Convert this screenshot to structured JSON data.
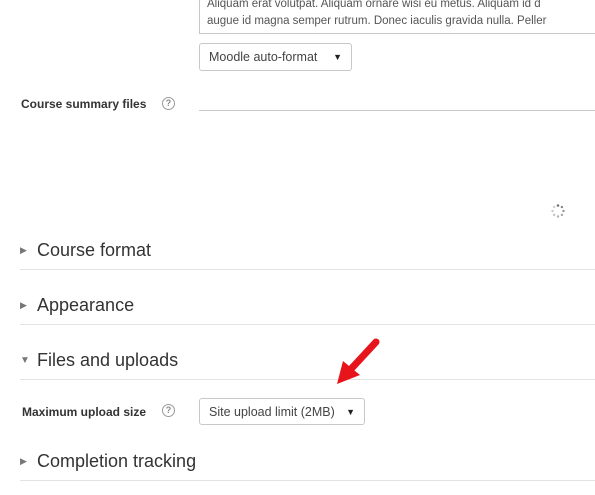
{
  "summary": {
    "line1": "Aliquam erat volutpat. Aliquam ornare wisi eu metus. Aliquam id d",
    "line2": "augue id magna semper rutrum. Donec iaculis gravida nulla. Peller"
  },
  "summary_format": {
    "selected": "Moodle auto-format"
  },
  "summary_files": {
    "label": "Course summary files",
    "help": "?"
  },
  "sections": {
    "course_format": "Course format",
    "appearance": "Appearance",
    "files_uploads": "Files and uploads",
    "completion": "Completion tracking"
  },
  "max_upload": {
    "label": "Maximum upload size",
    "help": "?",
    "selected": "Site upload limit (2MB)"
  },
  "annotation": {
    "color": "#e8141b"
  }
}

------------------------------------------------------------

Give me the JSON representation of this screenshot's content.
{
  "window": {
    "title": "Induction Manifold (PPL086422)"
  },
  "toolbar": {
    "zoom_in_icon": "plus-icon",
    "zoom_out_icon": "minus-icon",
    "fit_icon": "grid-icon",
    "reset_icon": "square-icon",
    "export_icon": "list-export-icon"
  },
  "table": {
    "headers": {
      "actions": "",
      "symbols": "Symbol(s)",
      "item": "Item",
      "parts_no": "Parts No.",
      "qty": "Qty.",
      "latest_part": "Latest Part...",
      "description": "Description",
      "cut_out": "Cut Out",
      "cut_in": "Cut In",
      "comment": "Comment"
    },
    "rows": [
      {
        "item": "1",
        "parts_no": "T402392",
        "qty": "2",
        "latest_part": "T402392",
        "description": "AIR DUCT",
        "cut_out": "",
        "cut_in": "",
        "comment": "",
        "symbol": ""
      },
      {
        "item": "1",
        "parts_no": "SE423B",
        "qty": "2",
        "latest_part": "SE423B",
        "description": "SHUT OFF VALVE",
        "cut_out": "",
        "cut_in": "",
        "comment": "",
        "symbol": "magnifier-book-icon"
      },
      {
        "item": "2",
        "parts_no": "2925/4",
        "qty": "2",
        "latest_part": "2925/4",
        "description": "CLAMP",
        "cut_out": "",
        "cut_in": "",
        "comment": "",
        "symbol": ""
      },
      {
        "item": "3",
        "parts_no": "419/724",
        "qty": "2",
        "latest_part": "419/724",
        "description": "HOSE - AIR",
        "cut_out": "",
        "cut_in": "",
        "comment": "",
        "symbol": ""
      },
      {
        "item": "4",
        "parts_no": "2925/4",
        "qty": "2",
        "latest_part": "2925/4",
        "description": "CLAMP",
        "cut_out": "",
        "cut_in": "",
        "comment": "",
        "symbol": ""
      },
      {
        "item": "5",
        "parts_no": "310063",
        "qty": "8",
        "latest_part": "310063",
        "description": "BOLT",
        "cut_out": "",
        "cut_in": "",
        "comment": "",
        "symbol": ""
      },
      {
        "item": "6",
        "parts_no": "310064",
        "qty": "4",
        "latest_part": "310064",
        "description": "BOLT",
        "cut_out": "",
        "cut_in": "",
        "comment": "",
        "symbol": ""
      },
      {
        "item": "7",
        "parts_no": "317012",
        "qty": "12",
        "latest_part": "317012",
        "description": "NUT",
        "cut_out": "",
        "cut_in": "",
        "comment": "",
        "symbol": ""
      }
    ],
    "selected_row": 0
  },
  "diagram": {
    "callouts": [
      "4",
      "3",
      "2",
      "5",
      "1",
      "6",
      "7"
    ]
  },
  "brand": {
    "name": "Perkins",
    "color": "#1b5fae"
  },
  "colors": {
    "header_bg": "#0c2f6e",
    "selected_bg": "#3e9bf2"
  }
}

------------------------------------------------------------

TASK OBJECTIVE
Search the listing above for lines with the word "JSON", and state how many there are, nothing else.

SOLUTION TO THIS TASK
2